Hundreds of butterflies made to honour women lost to violence
Meghan Kjartanson, CONTRIBUTOR
The smell of sage fills the air at the Red River College indigenous student centre. They are using the sage to smudge the space. Counsellor Cheyenne Chartrand said it chases away negativity and welcomes the spirits of those who’ve passed.
“We want them to be present if they need to be, to show that this is being done in a good way,” said Chartrand.
She is guiding a group of people who are making 400 butterflies for the annual Women’s Memorial March of Manitoba on Feb. 14. The butterflies represent the resilience and strength of women affected by violence, especially those who have been lost, murdered, or left unreported.
Aiden Todd sits with Ninoondawah Richard. Todd is covering her butterfly with pink hearts and the word “divas.” Todd said it’s important for her to give continual support to the families who have lost women to violence.
“I couldn’t imagine losing a loved one and walking through a whole year not being able to see them or not having answers to my questions,” said Todd.
She said she often drums or sings at different events throughout the year. She said it is important because violence against women is an issue that doesn’t seem to be going away.
Cities across the country host women’s marches. Winnipeg’s march honours all women affected by violence.
“In grief and loss there is no culture — there is no race or nationality to it,” said Chartrand.
The event focuses on conversations and healing.
“This is one of the first places that I started to do my own healing,” said Chartrand, whose 14-year-old sister, Amanda, was murdered in 1996.

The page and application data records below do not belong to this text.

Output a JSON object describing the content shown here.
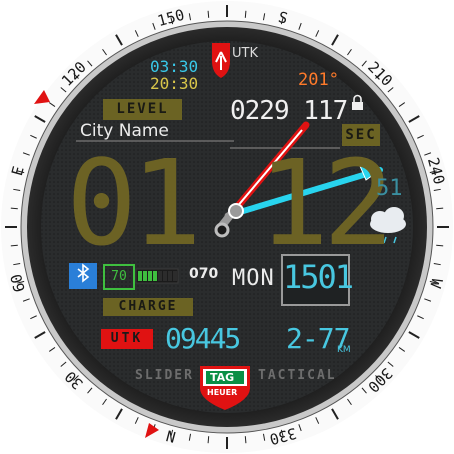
{
  "bezel": {
    "labels": [
      "150",
      "S",
      "210",
      "240",
      "W",
      "300",
      "330",
      "N",
      "30",
      "60",
      "E",
      "120"
    ],
    "marker_color": "#e01212"
  },
  "header": {
    "time_12": "03:30",
    "time_24": "20:30",
    "logo_text": "UTK",
    "temperature": "201°",
    "lock_icon": "padlock-icon"
  },
  "labels": {
    "level": "LEVEL",
    "sec": "SEC",
    "charge": "CHARGE",
    "utk": "UTK",
    "slider": "SLIDER",
    "tactical": "TACTICAL",
    "brand_tag": "TAG",
    "brand_heuer": "HEUER"
  },
  "info": {
    "city": "City Name",
    "steps": "0229 117",
    "hour": "01",
    "minute": "12",
    "seconds": "51",
    "battery_value": "70",
    "heart_rate": "070",
    "day_of_week": "MON",
    "date": "1501",
    "calories": "09445",
    "distance": "2-77",
    "distance_unit": "KM",
    "battery_level": 0.4
  },
  "icons": {
    "bluetooth": "bluetooth-icon",
    "weather": "cloud-rain-icon",
    "lock": "padlock-icon"
  },
  "colors": {
    "olive": "#6c6224",
    "cyan": "#48c7e0",
    "red": "#e01212",
    "green": "#3fbf3f",
    "orange": "#ff7a2a"
  }
}
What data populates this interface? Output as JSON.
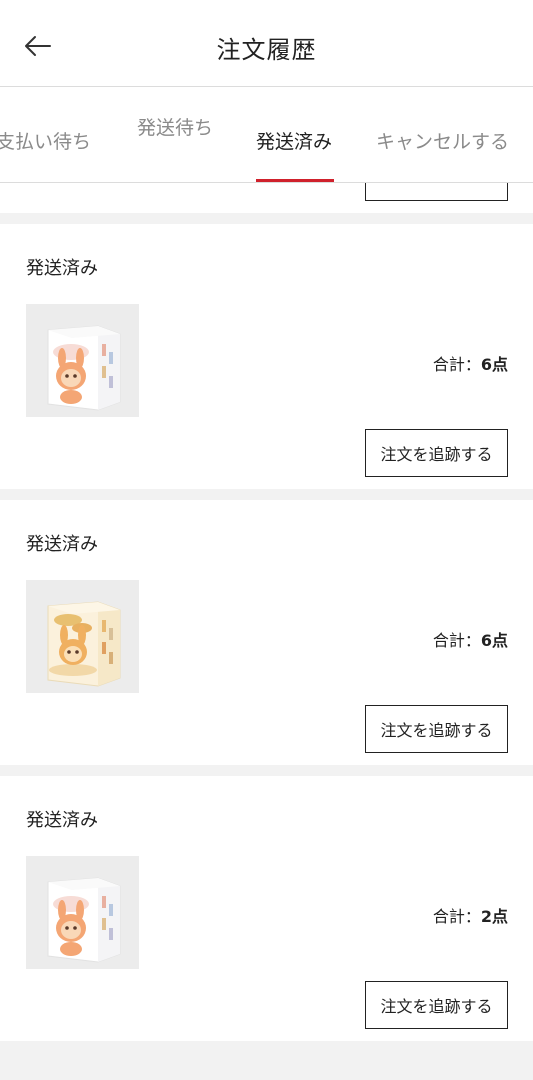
{
  "header": {
    "title": "注文履歴"
  },
  "tabs": [
    {
      "label": "支払い待ち"
    },
    {
      "label": "発送待ち"
    },
    {
      "label": "発送済み"
    },
    {
      "label": "キャンセルする"
    }
  ],
  "colors": {
    "accent": "#d0212c",
    "background": "#f2f2f2"
  },
  "orders": [
    {
      "status": "発送済み",
      "total_label": "合計：",
      "total_count": "6点",
      "track_label": "注文を追跡する",
      "product_image": "labubu-box-orange"
    },
    {
      "status": "発送済み",
      "total_label": "合計：",
      "total_count": "6点",
      "track_label": "注文を追跡する",
      "product_image": "labubu-box-yellow"
    },
    {
      "status": "発送済み",
      "total_label": "合計：",
      "total_count": "2点",
      "track_label": "注文を追跡する",
      "product_image": "labubu-box-orange"
    }
  ]
}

Healing can be messy, said Chartrand. At first, she wanted to make Amanda’s death mean something.
“I just about drove myself crazy,” said Chartrand.
She took a break from organizing the event to deal with her sister’s death. This allowed her to realize that she needed to celebrate Amanda’s life in a positive way.
Kelley Sookram, who works in the community services department at RRC, came with her daughter Skylar. Sookram said she was feeling a bit helpless and wanted to help any way she could.
“I don’t want them to be forgotten,” said Sookram. “I don’t like to think that society is not acknowledging this or seeing it as a loss.”
Sookram said she thinks it’s important to pay tribute and to keep the spirits of these women alive.